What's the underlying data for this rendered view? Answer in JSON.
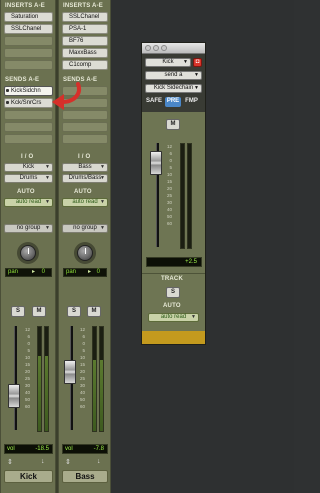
{
  "mixer": {
    "strips": [
      {
        "inserts_label": "INSERTS A-E",
        "inserts": [
          "Saturation",
          "SSLChanel"
        ],
        "sends_label": "SENDS A-E",
        "sends": [
          "KickSidchn",
          "Kck/SnrCrs"
        ],
        "io_label": "I / O",
        "input": "Kick",
        "output": "Drums",
        "auto_label": "AUTO",
        "auto_mode": "auto read",
        "group": "no group",
        "pan_label": "pan",
        "pan_value": "0",
        "solo": "S",
        "mute": "M",
        "vol_label": "vol",
        "vol_value": "-18.5",
        "name": "Kick"
      },
      {
        "inserts_label": "INSERTS A-E",
        "inserts": [
          "SSLChanel",
          "PSA-1",
          "BF76",
          "MaxxBass",
          "C1comp"
        ],
        "sends_label": "SENDS A-E",
        "sends": [],
        "io_label": "I / O",
        "input": "Bass",
        "output": "Drums/Bass",
        "auto_label": "AUTO",
        "auto_mode": "auto read",
        "group": "no group",
        "pan_label": "pan",
        "pan_value": "0",
        "solo": "S",
        "mute": "M",
        "vol_label": "vol",
        "vol_value": "-7.8",
        "name": "Bass"
      }
    ],
    "meter_scale": [
      "12",
      "6",
      "0",
      "5",
      "10",
      "15",
      "20",
      "25",
      "30",
      "40",
      "50",
      "60"
    ],
    "fader_scale": [
      "12",
      "6",
      "0",
      "5",
      "10",
      "15",
      "20",
      "25",
      "30",
      "40",
      "50",
      "60"
    ]
  },
  "send_window": {
    "track": "Kick",
    "send": "send a",
    "destination": "Kick Sidechain",
    "safe": "SAFE",
    "pre": "PRE",
    "fmp": "FMP",
    "mute": "M",
    "fader_scale": [
      "12",
      "6",
      "0",
      "5",
      "10",
      "15",
      "20",
      "25",
      "30",
      "40",
      "50",
      "60"
    ],
    "level_value": "+2.5",
    "track_label": "TRACK",
    "solo": "S",
    "auto_label": "AUTO",
    "auto_mode": "auto read"
  },
  "colors": {
    "strip_bg": "#6b7150",
    "auto_text": "#2c5a18",
    "lcd_text": "#8fe03a",
    "arrow": "#d6302a",
    "window_footer": "#c49a1e"
  },
  "icons": {
    "arrow": "red-curved-arrow",
    "close": "close-icon"
  }
}
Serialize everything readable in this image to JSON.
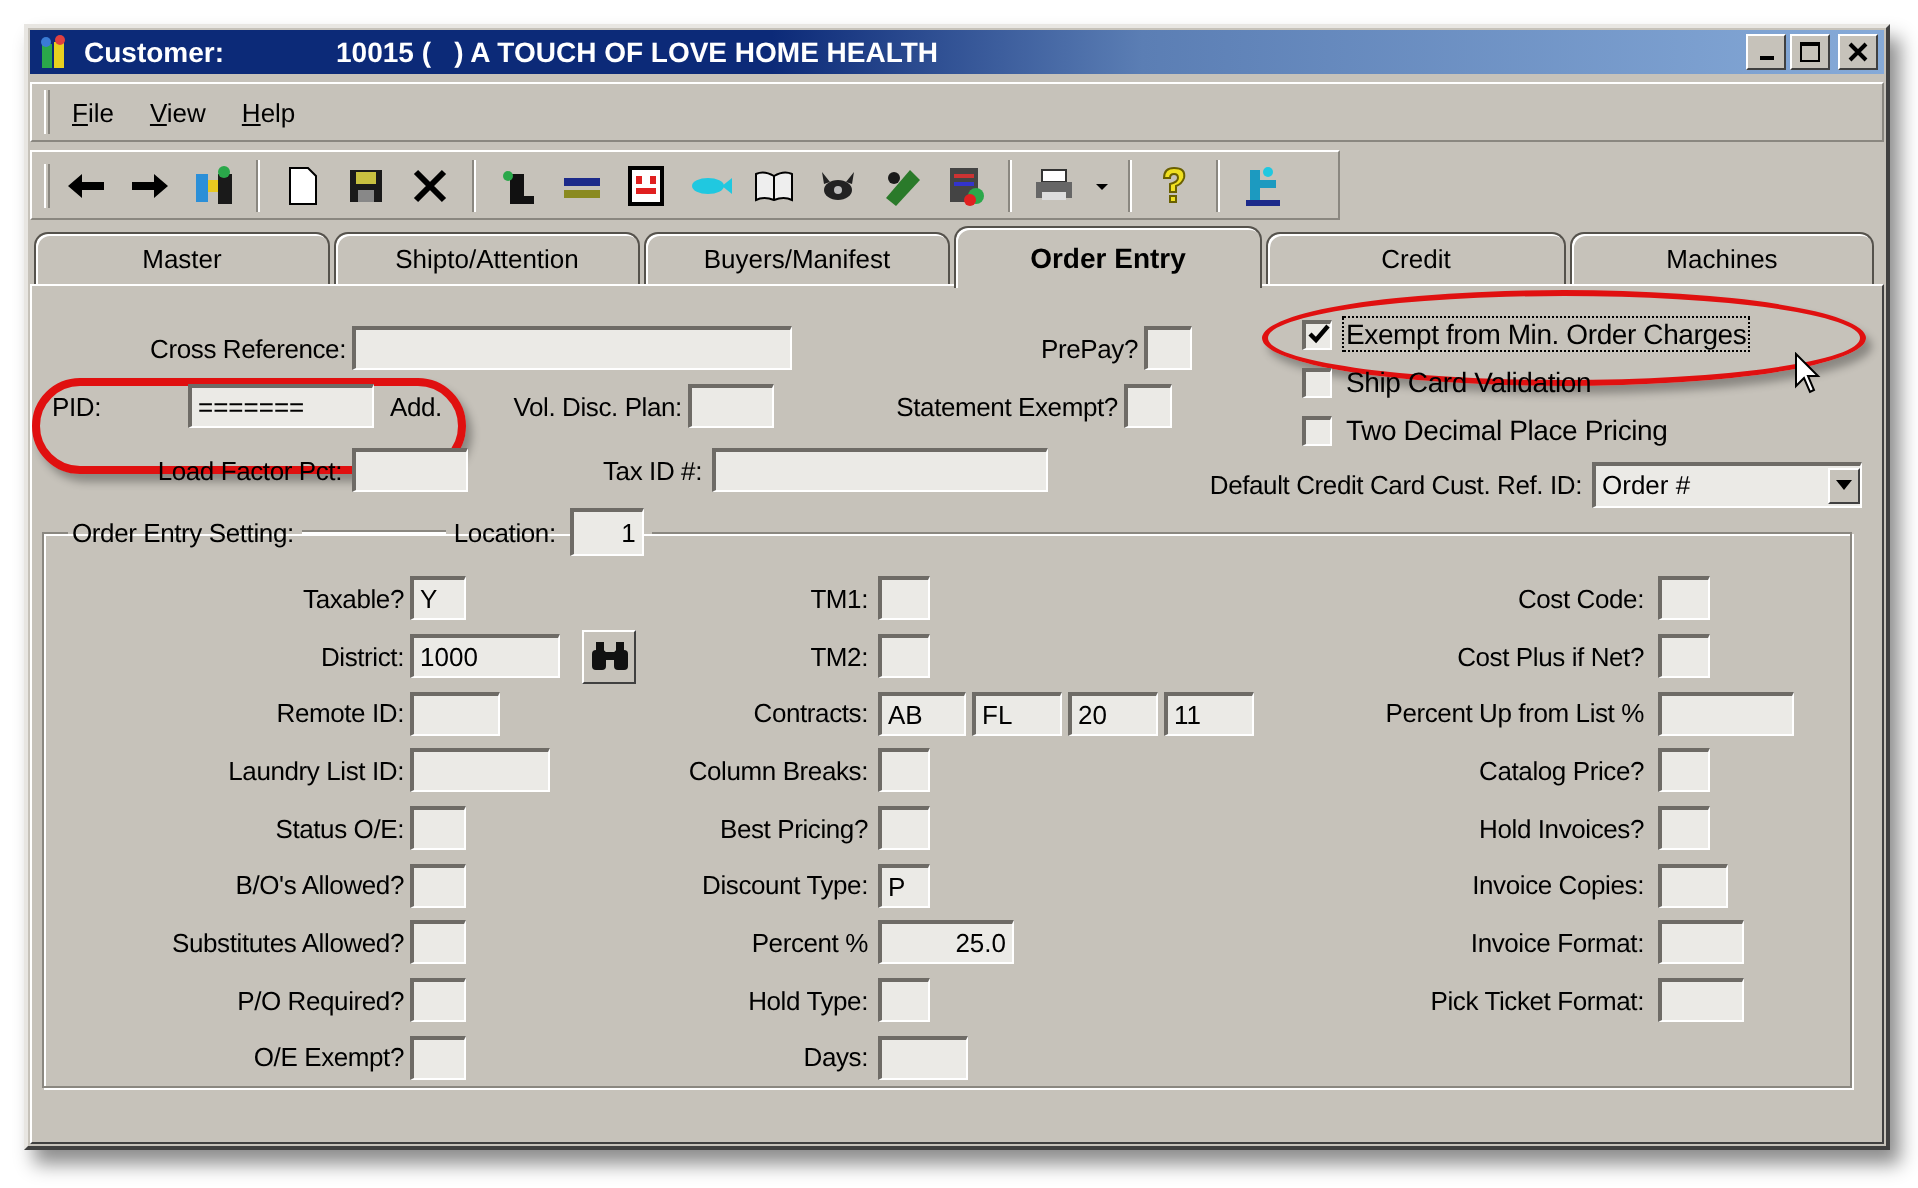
{
  "window": {
    "title_label": "Customer:",
    "title": "10015 (   ) A TOUCH OF LOVE HOME HEALTH"
  },
  "menu": [
    "File",
    "View",
    "Help"
  ],
  "tabs": [
    {
      "label": "Master",
      "selected": false
    },
    {
      "label": "Shipto/Attention",
      "selected": false
    },
    {
      "label": "Buyers/Manifest",
      "selected": false
    },
    {
      "label": "Order Entry",
      "selected": true
    },
    {
      "label": "Credit",
      "selected": false
    },
    {
      "label": "Machines",
      "selected": false
    }
  ],
  "header_fields": {
    "cross_reference": {
      "label": "Cross Reference:"
    },
    "prepay": {
      "label": "PrePay?"
    },
    "pid": {
      "label": "PID:",
      "value": "=======",
      "action": "Add."
    },
    "vol_disc_plan": {
      "label": "Vol. Disc. Plan:"
    },
    "statement_exempt": {
      "label": "Statement Exempt?"
    },
    "load_factor_pct": {
      "label": "Load Factor Pct:"
    },
    "tax_id": {
      "label": "Tax ID #:"
    },
    "default_credit_card_ref": {
      "label": "Default Credit Card Cust. Ref. ID:",
      "value": "Order #"
    }
  },
  "checkboxes": [
    {
      "label": "Exempt from Min. Order Charges",
      "checked": true,
      "focused": true
    },
    {
      "label": "Ship Card Validation",
      "checked": false,
      "focused": false
    },
    {
      "label": "Two Decimal Place Pricing",
      "checked": false,
      "focused": false
    }
  ],
  "order_entry_setting": {
    "title": "Order Entry Setting:",
    "location_label": "Location:",
    "location_value": "1",
    "columns": [
      [
        {
          "label": "Taxable?",
          "inputs": [
            {
              "value": "Y"
            }
          ]
        },
        {
          "label": "District:",
          "inputs": [
            {
              "value": "1000"
            }
          ],
          "lookup": true
        },
        {
          "label": "Remote ID:"
        },
        {
          "label": "Laundry List ID:"
        },
        {
          "label": "Status O/E:"
        },
        {
          "label": "B/O's Allowed?"
        },
        {
          "label": "Substitutes Allowed?"
        },
        {
          "label": "P/O Required?"
        },
        {
          "label": "O/E Exempt?"
        }
      ],
      [
        {
          "label": "TM1:"
        },
        {
          "label": "TM2:"
        },
        {
          "label": "Contracts:",
          "inputs": [
            {
              "value": "AB"
            },
            {
              "value": "FL"
            },
            {
              "value": "20"
            },
            {
              "value": "11"
            }
          ]
        },
        {
          "label": "Column Breaks:"
        },
        {
          "label": "Best Pricing?"
        },
        {
          "label": "Discount Type:",
          "inputs": [
            {
              "value": "P"
            }
          ]
        },
        {
          "label": "Percent %",
          "inputs": [
            {
              "value": "25.0"
            }
          ]
        },
        {
          "label": "Hold Type:"
        },
        {
          "label": "Days:"
        }
      ],
      [
        {
          "label": "Cost Code:"
        },
        {
          "label": "Cost Plus if Net?"
        },
        {
          "label": "Percent Up from List %"
        },
        {
          "label": "Catalog Price?"
        },
        {
          "label": "Hold Invoices?"
        },
        {
          "label": "Invoice Copies:"
        },
        {
          "label": "Invoice Format:"
        },
        {
          "label": "Pick Ticket Format:"
        }
      ]
    ]
  }
}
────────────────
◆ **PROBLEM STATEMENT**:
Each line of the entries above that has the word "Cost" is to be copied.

◆ **ANSWER TO THIS EXERCISE**:
          "label": "Cost Code:"
          "label": "Cost Plus if Net?"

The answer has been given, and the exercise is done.